Raw data:

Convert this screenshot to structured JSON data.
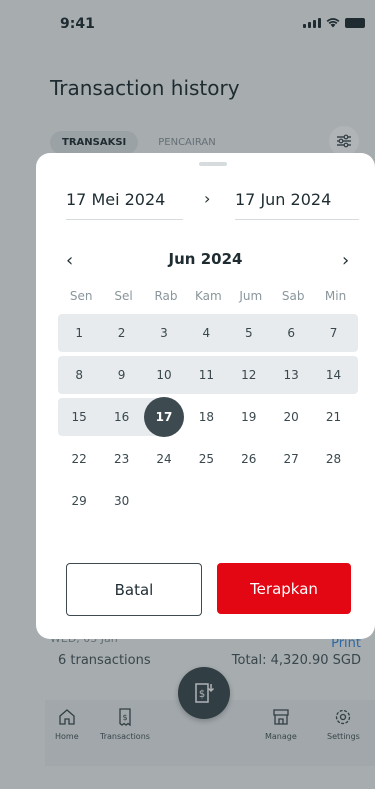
{
  "status_bar": {
    "time": "9:41"
  },
  "page": {
    "title": "Transaction history",
    "tabs": [
      {
        "label": "TRANSAKSI",
        "active": true
      },
      {
        "label": "PENCAIRAN",
        "active": false
      }
    ],
    "date_group": "WED, 03 Jan",
    "print_label": "Print",
    "transactions_count": "6 transactions",
    "total": "Total: 4,320.90 SGD"
  },
  "bottom_nav": {
    "items": [
      {
        "label": "Home",
        "icon": "home-icon"
      },
      {
        "label": "Transactions",
        "icon": "receipt-icon"
      },
      {
        "label": "Manage",
        "icon": "store-icon"
      },
      {
        "label": "Settings",
        "icon": "gear-icon"
      }
    ],
    "fab_icon": "download-receipt-icon"
  },
  "date_sheet": {
    "start_date": "17 Mei 2024",
    "end_date": "17 Jun 2024",
    "range_arrow": "›",
    "month_label": "Jun 2024",
    "prev_month": "‹",
    "next_month": "›",
    "weekdays": [
      "Sen",
      "Sel",
      "Rab",
      "Kam",
      "Jum",
      "Sab",
      "Min"
    ],
    "weeks": [
      [
        "1",
        "2",
        "3",
        "4",
        "5",
        "6",
        "7"
      ],
      [
        "8",
        "9",
        "10",
        "11",
        "12",
        "13",
        "14"
      ],
      [
        "15",
        "16",
        "17",
        "18",
        "19",
        "20",
        "21"
      ],
      [
        "22",
        "23",
        "24",
        "25",
        "26",
        "27",
        "28"
      ],
      [
        "29",
        "30",
        "",
        "",
        "",
        "",
        ""
      ]
    ],
    "selected_day": "17",
    "cancel_label": "Batal",
    "apply_label": "Terapkan"
  },
  "colors": {
    "accent_red": "#e30613",
    "selected_dark": "#3d4a50",
    "range_highlight": "#e7ebee",
    "link_blue": "#3a8be0"
  }
}
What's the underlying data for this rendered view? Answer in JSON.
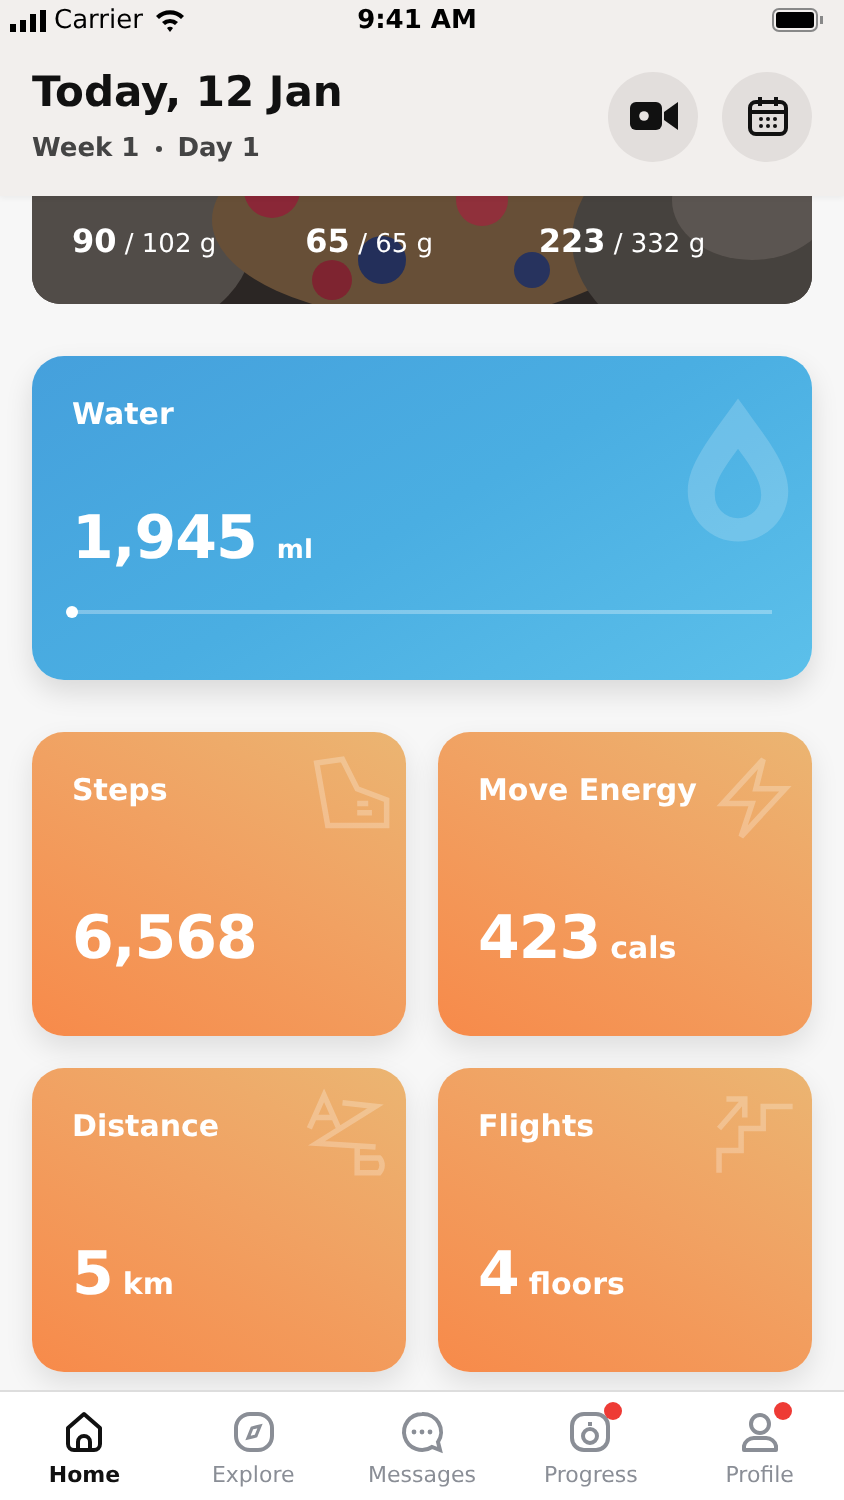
{
  "status_bar": {
    "carrier": "Carrier",
    "time": "9:41 AM"
  },
  "header": {
    "title": "Today, 12 Jan",
    "week": "Week 1",
    "day": "Day 1"
  },
  "macros": [
    {
      "value": "90",
      "target": "/ 102 g"
    },
    {
      "value": "65",
      "target": "/ 65 g"
    },
    {
      "value": "223",
      "target": "/ 332 g"
    }
  ],
  "water": {
    "title": "Water",
    "value": "1,945",
    "unit": "ml",
    "level": 0
  },
  "stats": [
    {
      "kind": "steps",
      "title": "Steps",
      "value": "6,568"
    },
    {
      "kind": "energy",
      "title": "Move Energy",
      "value": "423",
      "unit": "cals"
    },
    {
      "kind": "distance",
      "title": "Distance",
      "value": "5",
      "unit": "km"
    },
    {
      "kind": "flights",
      "title": "Flights",
      "value": "4",
      "unit": "floors"
    }
  ],
  "tabs": [
    {
      "kind": "home",
      "label": "Home",
      "selected": true,
      "badge": false
    },
    {
      "kind": "explore",
      "label": "Explore",
      "selected": false,
      "badge": false
    },
    {
      "kind": "messages",
      "label": "Messages",
      "selected": false,
      "badge": false
    },
    {
      "kind": "progress",
      "label": "Progress",
      "selected": false,
      "badge": true
    },
    {
      "kind": "profile",
      "label": "Profile",
      "selected": false,
      "badge": true
    }
  ]
}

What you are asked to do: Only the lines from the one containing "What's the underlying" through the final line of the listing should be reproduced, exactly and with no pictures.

Answer box:
What's the underlying data for this rendered view? Answer in JSON.
{
  "status_bar": {
    "carrier": "Carrier",
    "time": "9:41 AM"
  },
  "header": {
    "title": "Today, 12 Jan",
    "week": "Week 1",
    "day": "Day 1"
  },
  "macros": [
    {
      "value": "90",
      "target": "/ 102 g"
    },
    {
      "value": "65",
      "target": "/ 65 g"
    },
    {
      "value": "223",
      "target": "/ 332 g"
    }
  ],
  "water": {
    "title": "Water",
    "value": "1,945",
    "unit": "ml",
    "level": 0
  },
  "stats": [
    {
      "kind": "steps",
      "title": "Steps",
      "value": "6,568"
    },
    {
      "kind": "energy",
      "title": "Move Energy",
      "value": "423",
      "unit": "cals"
    },
    {
      "kind": "distance",
      "title": "Distance",
      "value": "5",
      "unit": "km"
    },
    {
      "kind": "flights",
      "title": "Flights",
      "value": "4",
      "unit": "floors"
    }
  ],
  "tabs": [
    {
      "kind": "home",
      "label": "Home",
      "selected": true,
      "badge": false
    },
    {
      "kind": "explore",
      "label": "Explore",
      "selected": false,
      "badge": false
    },
    {
      "kind": "messages",
      "label": "Messages",
      "selected": false,
      "badge": false
    },
    {
      "kind": "progress",
      "label": "Progress",
      "selected": false,
      "badge": true
    },
    {
      "kind": "profile",
      "label": "Profile",
      "selected": false,
      "badge": true
    }
  ]
}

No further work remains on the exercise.